Does the storyteller lie when he tells a story? Of course he does. But, does he really? Most stories are lies in that they never happened. Are we, then a self-delusional race?
I feel a storyteller is only too acutely aware of the fact that he doesn’t have any answers, and that he knows nothing. Nobody does. But it bothers him more than it bothers anyone else. So he tries to make sense of things.
He knows he lives in a world that, for all its limitations, expects its people to take stands and to have opinions. It also expects them to say things and stand by what they have said. The storyteller realises it is a noble goal but he also realises he is not quite there yet.
So he takes to creating people, places and worlds in his head. He draws them as lifelike as he can, taking his inspiration from the actual world around him. The people in his imagination are slightly touched up shadows of the people around him. The places are the same, only foggier and darker (or better-lit).
He decorates all of this using his limited skills with words, occasionally doing a better job than he had hoped for. Then he reads what he has written and realises he is no wiser than he was when he started.
Dejected, tired and yet somewhat amused, he goes to a public place and tells his story to a bunch of people who stop to listen. He doesn’t see it (his head is bent as he reads from his unedited manuscript) but a few eyes light up as his tale progresses. A few people whip out their cell phones and call home to say they will be late. Others call friends over to listen. The crowd grows and it makes itself comfortable. The storyteller looks up and gasps. He feels daunted, yet happy. Maybe they get what I missed, he thinks to himself.
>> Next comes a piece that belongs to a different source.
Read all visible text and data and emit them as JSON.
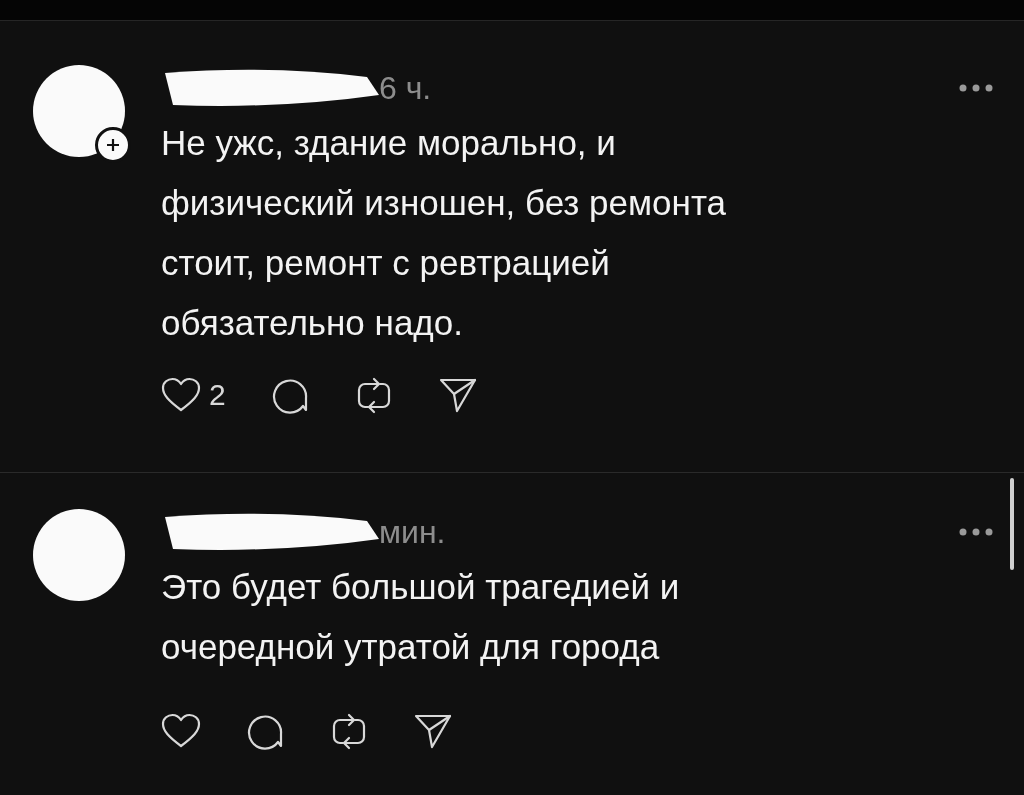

After he finishes, he happily puts up with a fair amount of back-patting and hair-shuffling. People shake his hand and thank him. They ask him when he will tell them another story.
He still doesn’t have his answers. But he can’t help feeling he gave some people theirs. And he knows one thing about the world now. He knows that the world he lives in, is at once deeply in love with, and mortally afraid of, metaphors. It will die for the sake of a metaphor. It will also kill when another goes too far. At any rate it can not resist a metaphor. It is almost as if the world believes metaphors to be true. By that logic, all stories must exist somewhere. All books must have happened, or will, even if no one ever writes them.
It is not so much about lying as it is about meaning. Even lies mean something, and that, the storyteller decides, is enough.